• Directions: Going through the entries, how many lines include the string "september"? Answer only with the number.

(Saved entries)
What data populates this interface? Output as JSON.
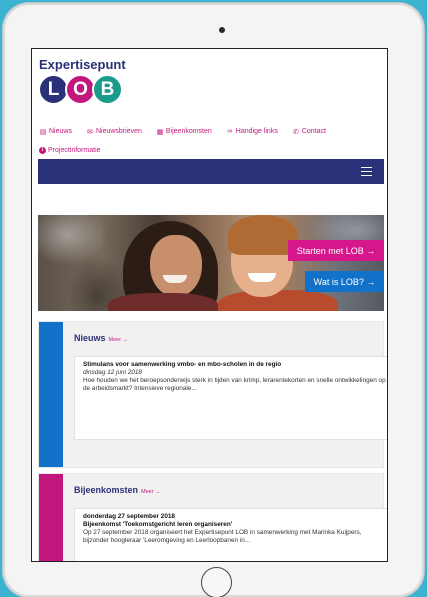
{
  "brand": {
    "name": "Expertisepunt",
    "logo_letters": [
      "L",
      "O",
      "B"
    ],
    "logo_colors": [
      "#2b3178",
      "#c2187e",
      "#1a9b8c"
    ]
  },
  "nav": {
    "row1": [
      {
        "icon": "newspaper-icon",
        "label": "Nieuws"
      },
      {
        "icon": "envelope-icon",
        "label": "Nieuwsbrieven"
      },
      {
        "icon": "calendar-icon",
        "label": "Bijeenkomsten"
      },
      {
        "icon": "link-icon",
        "label": "Handige links"
      },
      {
        "icon": "phone-icon",
        "label": "Contact"
      }
    ],
    "row2": [
      {
        "icon": "info-icon",
        "label": "Projectinformatie"
      }
    ]
  },
  "hero": {
    "buttons": {
      "start": "Starten met LOB →",
      "what": "Wat is LOB? →"
    }
  },
  "sections": {
    "news": {
      "title": "Nieuws",
      "more": "Meer →",
      "color": "#1272c9",
      "item": {
        "title": "Stimulans voor samenwerking vmbo- en mbo-scholen in de regio",
        "date": "dinsdag 12 juni 2018",
        "text": "Hoe houden we het beroepsonderwijs sterk in tijden van krimp, lerarentekorten en snelle ontwikkelingen op de arbeidsmarkt? Intensieve regionale..."
      }
    },
    "events": {
      "title": "Bijeenkomsten",
      "more": "Meer →",
      "color": "#c2187e",
      "item": {
        "date": "donderdag 27 september 2018",
        "title": "Bijeenkomst 'Toekomstgericht leren organiseren'",
        "text": "Op 27 september 2018 organiseert het Expertisepunt LOB in samenwerking met Marinka Kuijpers, bijzonder hoogleraar 'Leeromgeving en Leerloopbanen in..."
      }
    }
  },
  "colors": {
    "navy": "#2b3178",
    "magenta": "#c2187e",
    "blue": "#1272c9",
    "background": "#3bb3d1"
  }
}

• Task answer: 2